Many solution providers in the market today use addresses as input to determine the risk from multiple perils at a specific location.
One of the recurrent themes of this blog is to explore the usefulness and limitations of risk models. This post explores the implications of the widespread — in some cases, universal — use of these models. Is there a limit to a model’s usefulness if everyone is using it? How can a model’s limitations be overcome?
When a peril is well modeled, and that model is comprehensively applied throughout a market by both the carriers and re-insurers, it becomes very difficult to differentiate coverage because everyone has priced the risk similarly. The implications of this blanket usage begin to manifest when nothing happens for a while; i.e., when no significant catastrophe fulfills the model’s predictions. The capacity to cover the expected loss is collected by everyone, and with no claims to release the capital, the market gets soft. Competition becomes tighter, and it becomes necessary to look for new markets, or entirely new activities, to maintain a constant level of premium.

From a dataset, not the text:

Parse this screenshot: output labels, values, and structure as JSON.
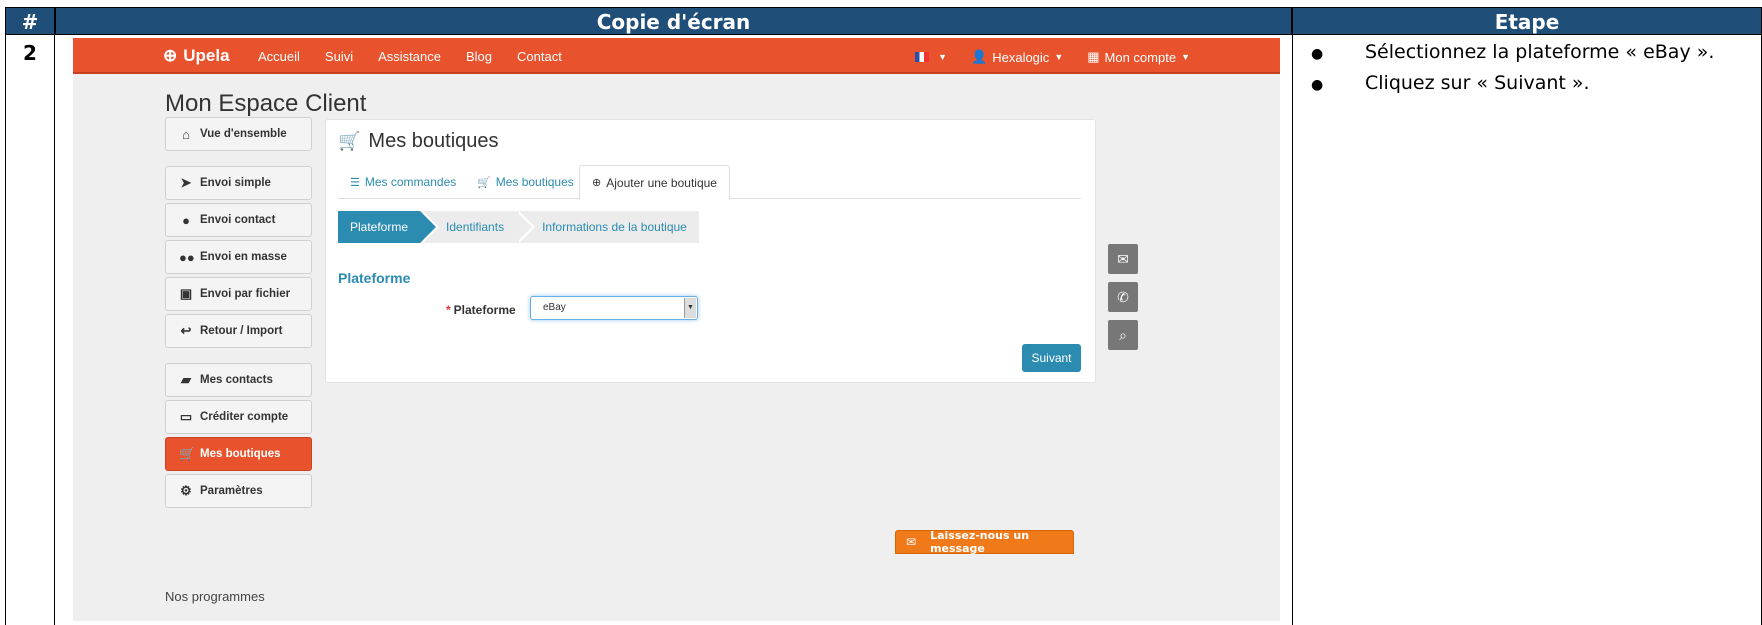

This recent article from Intelligent Insurer explores this phenomenon in the current reinsurance market. The big boys are moving to specialty reinsurance and even primary insurance amid a very soft market. Naïve capital accumulates and the only outlet is a catastrophe that is unexpected — i.e., unmodeled – to release the excess capacity through claims that exceed predictions.
A tumultuous U.S. Nat Cat 2017 year bookended by huge first quarter losses from hail and tornado and an estimated $50bn+ insured losses from HIM (Harvey, Irma, and Maria) still did not impede the private flood insurance market from growing by 51.2% according to information referenced in an Insurance Journal article published on March 18th of this year. That news comes despite Congress’ delay in reform and reauthorization of the NFIP, currently +-$25 billion in debt (pre HIM).
PropertyCasualty360 published an article in December, 2017 that begins with this eye-opening quote, “Research conducted by a team of U.S. and U.K. scientists and engineers suggests that U.S. federal flood maps underestimate the number of Americans at risk for flood by more than 27 million people.”
A study from IOPscience gave a more onerous estimate of 41 million Americans living on the 100 year floodplain. And, with a value of $5.5 trillion! In contrast, current FEMA estimates are around 13 million Americans.
At the 2017 American Geophysical Union Meeting Dec. 11-15 in New Orleans, scientists presented a ‘redrawn’ flood map of the U.S. (coastal areas excluded) simulating every river catchment area. Intermap’s InsitePro flood mapping tool uses a mathematical tree structure called the Strahler Number to predict risk. It is a numbering system that correlates a numeric value to stream size from small tributaries to large riverways. The entire algorithm then uses our proprietary 5m seamless & contiguous bare earth elevation dataset to generate location specific flood risk scores.
Modeling how a river will flood, or how the sea will rise over the shore, or how rain will accumulate and flood an area, is a tricky thing to do. The variables are limitless, and of course an act of nature is by definition unpredictable. Algorithms can get more and more complicated as these variables are accounted for in the model, but in the end it’s impossible to model things like trees accumulating under bridges to create ad hoc dams. What can really help a flood model’s quality is the foundation upon which it’s built: the empirical ingredients, like elevation data.